ACTIVITY: Please filter the data down to the lines that include the word "panel" and copy them.

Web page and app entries
═══
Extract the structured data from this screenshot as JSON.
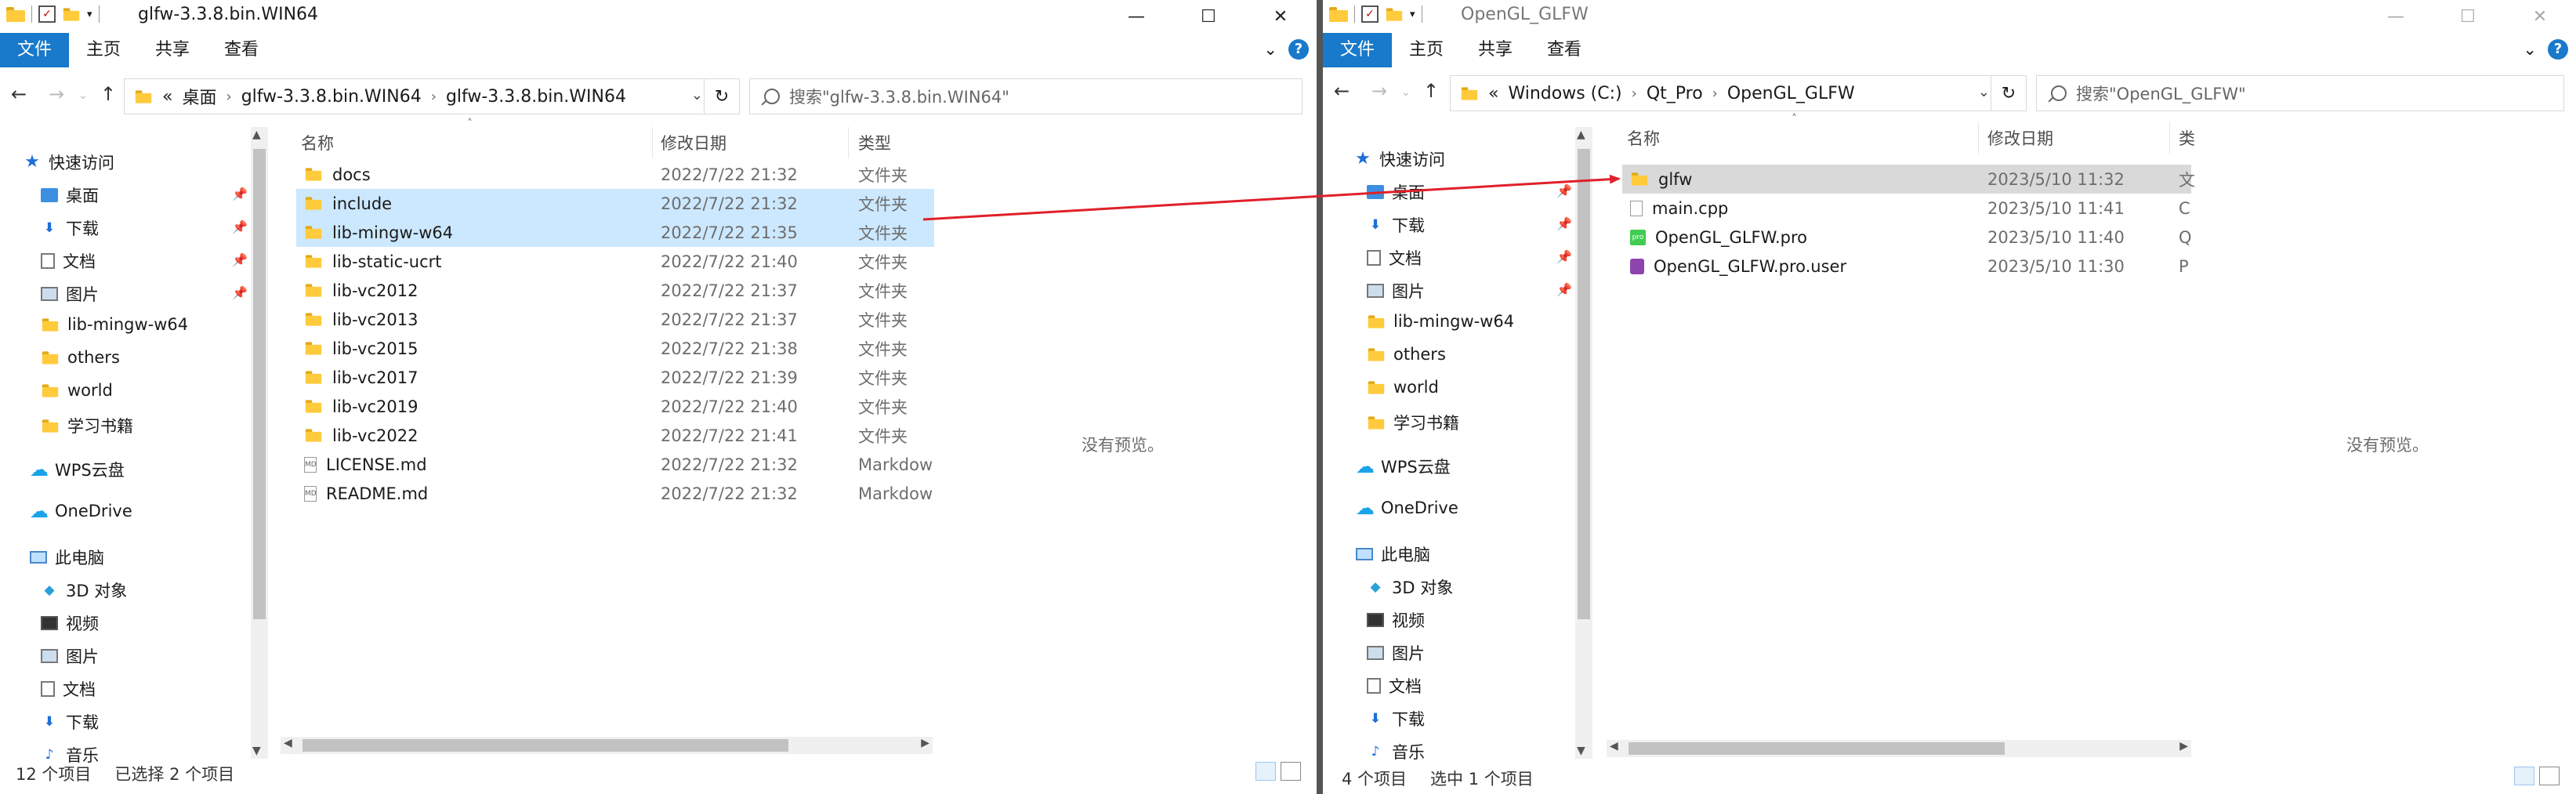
{
  "left": {
    "title": "glfw-3.3.8.bin.WIN64",
    "ribbon": [
      "文件",
      "主页",
      "共享",
      "查看"
    ],
    "help_glyph": "?",
    "breadcrumbs": [
      "«",
      "桌面",
      "glfw-3.3.8.bin.WIN64",
      "glfw-3.3.8.bin.WIN64"
    ],
    "search_placeholder": "搜索\"glfw-3.3.8.bin.WIN64\"",
    "nav": {
      "quick_access": "快速访问",
      "desktop": "桌面",
      "downloads": "下载",
      "documents": "文档",
      "pictures": "图片",
      "lib_mingw": "lib-mingw-w64",
      "others": "others",
      "world": "world",
      "books": "学习书籍",
      "wps": "WPS云盘",
      "onedrive": "OneDrive",
      "this_pc": "此电脑",
      "objects3d": "3D 对象",
      "videos": "视频",
      "pictures2": "图片",
      "documents2": "文档",
      "downloads2": "下载",
      "music": "音乐"
    },
    "columns": {
      "name": "名称",
      "date": "修改日期",
      "type": "类型"
    },
    "files": [
      {
        "name": "docs",
        "date": "2022/7/22 21:32",
        "type": "文件夹"
      },
      {
        "name": "include",
        "date": "2022/7/22 21:32",
        "type": "文件夹"
      },
      {
        "name": "lib-mingw-w64",
        "date": "2022/7/22 21:35",
        "type": "文件夹"
      },
      {
        "name": "lib-static-ucrt",
        "date": "2022/7/22 21:40",
        "type": "文件夹"
      },
      {
        "name": "lib-vc2012",
        "date": "2022/7/22 21:37",
        "type": "文件夹"
      },
      {
        "name": "lib-vc2013",
        "date": "2022/7/22 21:37",
        "type": "文件夹"
      },
      {
        "name": "lib-vc2015",
        "date": "2022/7/22 21:38",
        "type": "文件夹"
      },
      {
        "name": "lib-vc2017",
        "date": "2022/7/22 21:39",
        "type": "文件夹"
      },
      {
        "name": "lib-vc2019",
        "date": "2022/7/22 21:40",
        "type": "文件夹"
      },
      {
        "name": "lib-vc2022",
        "date": "2022/7/22 21:41",
        "type": "文件夹"
      },
      {
        "name": "LICENSE.md",
        "date": "2022/7/22 21:32",
        "type": "Markdow"
      },
      {
        "name": "README.md",
        "date": "2022/7/22 21:32",
        "type": "Markdow"
      }
    ],
    "preview": "没有预览。",
    "status": {
      "count": "12 个项目",
      "selected": "已选择 2 个项目"
    }
  },
  "right": {
    "title": "OpenGL_GLFW",
    "ribbon": [
      "文件",
      "主页",
      "共享",
      "查看"
    ],
    "help_glyph": "?",
    "breadcrumbs": [
      "«",
      "Windows (C:)",
      "Qt_Pro",
      "OpenGL_GLFW"
    ],
    "search_placeholder": "搜索\"OpenGL_GLFW\"",
    "nav": {
      "quick_access": "快速访问",
      "desktop": "桌面",
      "downloads": "下载",
      "documents": "文档",
      "pictures": "图片",
      "lib_mingw": "lib-mingw-w64",
      "others": "others",
      "world": "world",
      "books": "学习书籍",
      "wps": "WPS云盘",
      "onedrive": "OneDrive",
      "this_pc": "此电脑",
      "objects3d": "3D 对象",
      "videos": "视频",
      "pictures2": "图片",
      "documents2": "文档",
      "downloads2": "下载",
      "music": "音乐"
    },
    "columns": {
      "name": "名称",
      "date": "修改日期",
      "type": "类"
    },
    "files": [
      {
        "name": "glfw",
        "date": "2023/5/10 11:32",
        "type": "文"
      },
      {
        "name": "main.cpp",
        "date": "2023/5/10 11:41",
        "type": "C"
      },
      {
        "name": "OpenGL_GLFW.pro",
        "date": "2023/5/10 11:40",
        "type": "Q"
      },
      {
        "name": "OpenGL_GLFW.pro.user",
        "date": "2023/5/10 11:30",
        "type": "P"
      }
    ],
    "pro_icon_label": "pro",
    "preview": "没有预览。",
    "status": {
      "count": "4 个项目",
      "selected": "选中 1 个项目"
    }
  },
  "icons": {
    "back": "←",
    "forward": "→",
    "up": "↑",
    "refresh": "↻",
    "minimize": "—",
    "maximize": "☐",
    "close": "✕",
    "chevron": "›",
    "dropdown": "⌄",
    "expand": "›"
  },
  "colors": {
    "accent": "#1979ca",
    "selection": "#cce8ff",
    "arrow": "#e0202a"
  }
}
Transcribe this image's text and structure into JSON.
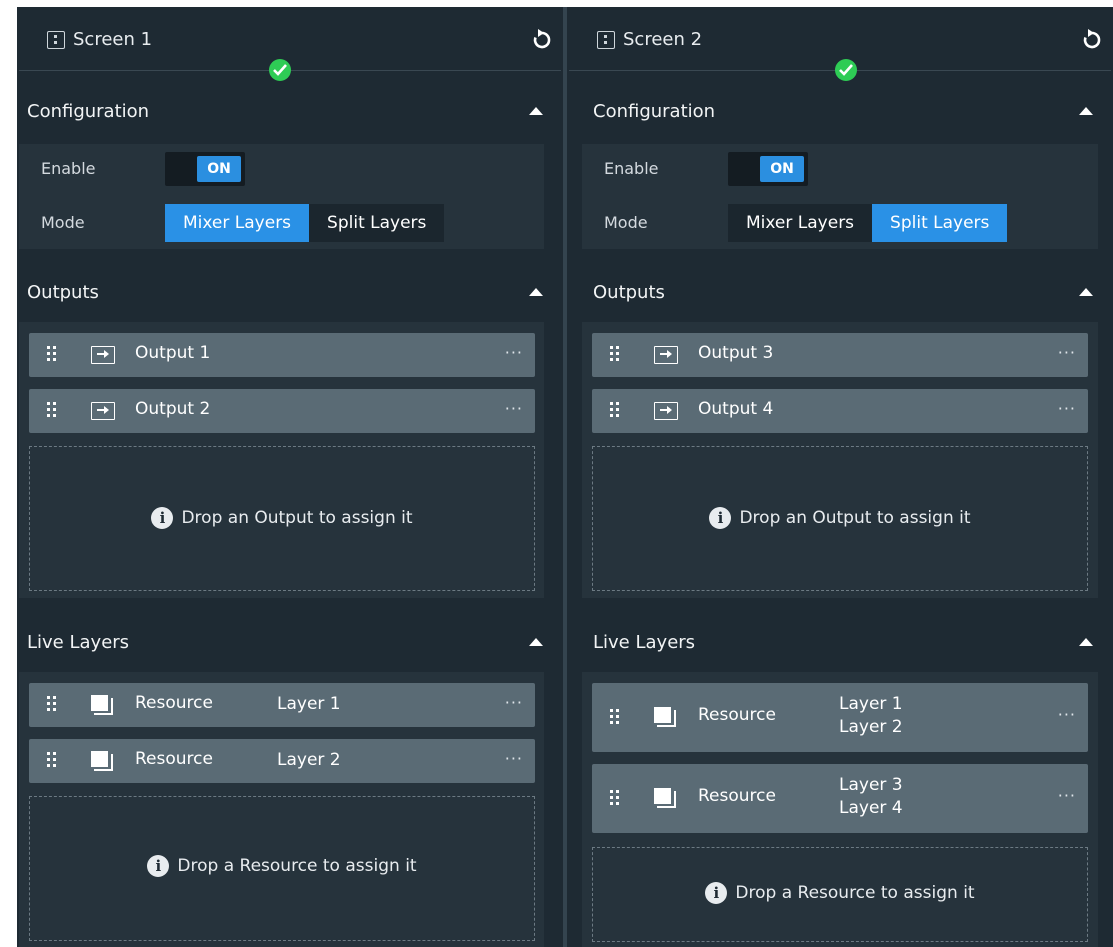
{
  "screens": [
    {
      "title": "Screen 1",
      "configuration": {
        "heading": "Configuration",
        "enable_label": "Enable",
        "toggle_label": "ON",
        "mode_label": "Mode",
        "mode_options": [
          "Mixer Layers",
          "Split Layers"
        ],
        "mode_selected": "Mixer Layers"
      },
      "outputs": {
        "heading": "Outputs",
        "items": [
          "Output 1",
          "Output 2"
        ],
        "drop_text": "Drop an Output to assign it"
      },
      "live_layers": {
        "heading": "Live Layers",
        "items": [
          {
            "label": "Resource",
            "layers": [
              "Layer 1"
            ]
          },
          {
            "label": "Resource",
            "layers": [
              "Layer 2"
            ]
          }
        ],
        "drop_text": "Drop a Resource to assign it"
      }
    },
    {
      "title": "Screen 2",
      "configuration": {
        "heading": "Configuration",
        "enable_label": "Enable",
        "toggle_label": "ON",
        "mode_label": "Mode",
        "mode_options": [
          "Mixer Layers",
          "Split Layers"
        ],
        "mode_selected": "Split Layers"
      },
      "outputs": {
        "heading": "Outputs",
        "items": [
          "Output 3",
          "Output 4"
        ],
        "drop_text": "Drop an Output to assign it"
      },
      "live_layers": {
        "heading": "Live Layers",
        "items": [
          {
            "label": "Resource",
            "layers": [
              "Layer 1",
              "Layer 2"
            ]
          },
          {
            "label": "Resource",
            "layers": [
              "Layer 3",
              "Layer 4"
            ]
          }
        ],
        "drop_text": "Drop a Resource to assign it"
      }
    }
  ],
  "more_label": "···",
  "info_glyph": "i",
  "colors": {
    "background": "#1e2a33",
    "panel": "#26333c",
    "item": "#5a6b75",
    "accent": "#2a91e6",
    "status_ok": "#2ecc55"
  }
}
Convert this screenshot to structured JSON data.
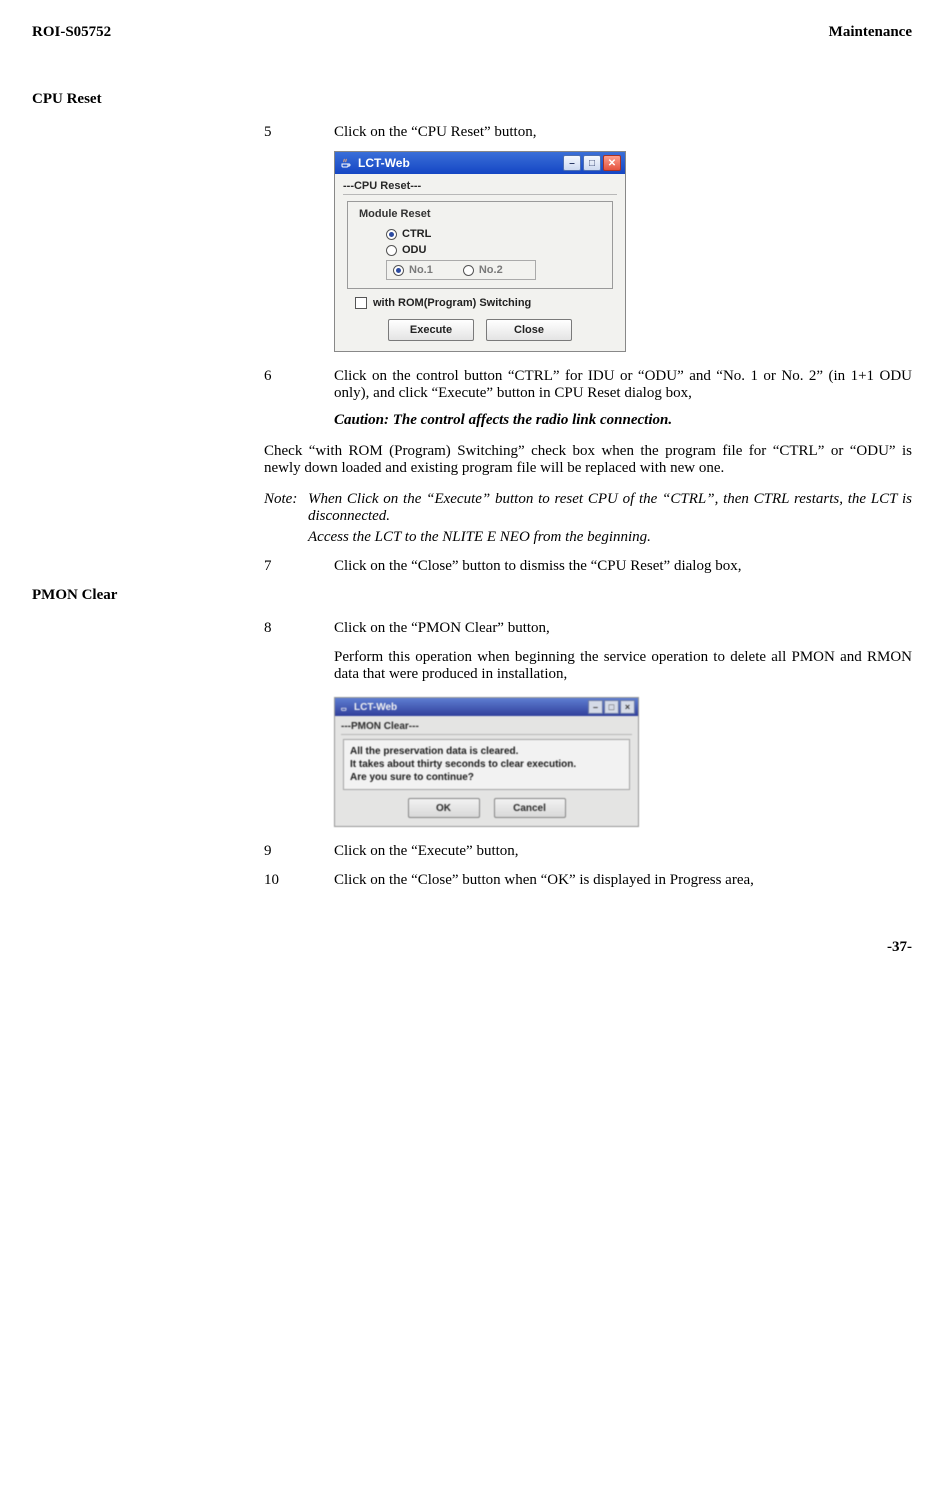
{
  "header": {
    "left": "ROI-S05752",
    "right": "Maintenance"
  },
  "sections": {
    "cpu_reset_heading": "CPU Reset",
    "pmon_clear_heading": "PMON Clear"
  },
  "steps": {
    "s5": {
      "num": "5",
      "text": "Click on the “CPU Reset” button,"
    },
    "s6": {
      "num": "6",
      "text": "Click on the control button “CTRL” for IDU or “ODU” and “No. 1 or No. 2” (in 1+1 ODU only), and click “Execute” button in CPU Reset dialog box,"
    },
    "s7": {
      "num": "7",
      "text": "Click on the “Close” button to dismiss the “CPU Reset” dialog box,"
    },
    "s8": {
      "num": "8",
      "text": "Click on the “PMON Clear” button,"
    },
    "s8_extra": "Perform this operation when beginning the service operation to delete all PMON and RMON data that were produced in installation,",
    "s9": {
      "num": "9",
      "text": "Click on the “Execute” button,"
    },
    "s10": {
      "num": "10",
      "text": "Click on the “Close” button when “OK” is displayed in Progress area,"
    }
  },
  "caution": "Caution: The control affects the radio link connection.",
  "rom_para": "Check “with ROM (Program) Switching” check box when the program file for “CTRL” or “ODU” is newly down loaded and existing program file will be replaced with new one.",
  "note": {
    "label": "Note:",
    "line1": "When Click on the “Execute” button to reset CPU of the “CTRL”, then CTRL restarts, the LCT is disconnected.",
    "line2": "Access the LCT to the NLITE E NEO from the beginning."
  },
  "dlg1": {
    "title": "LCT-Web",
    "panel": "---CPU Reset---",
    "groupbox": "Module Reset",
    "radio_ctrl": "CTRL",
    "radio_odu": "ODU",
    "radio_no1": "No.1",
    "radio_no2": "No.2",
    "chk_label": "with ROM(Program) Switching",
    "btn_execute": "Execute",
    "btn_close": "Close"
  },
  "dlg2": {
    "title": "LCT-Web",
    "panel": "---PMON Clear---",
    "line1": "All the preservation data is cleared.",
    "line2": "It takes about thirty seconds to clear execution.",
    "line3": "Are you sure to continue?",
    "btn_ok": "OK",
    "btn_cancel": "Cancel"
  },
  "page_number": "-37-"
}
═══
ANSWER SECTION:
    "panel": "#26333c",
    "panel": "---CPU Reset---",
    "panel": "---PMON Clear---",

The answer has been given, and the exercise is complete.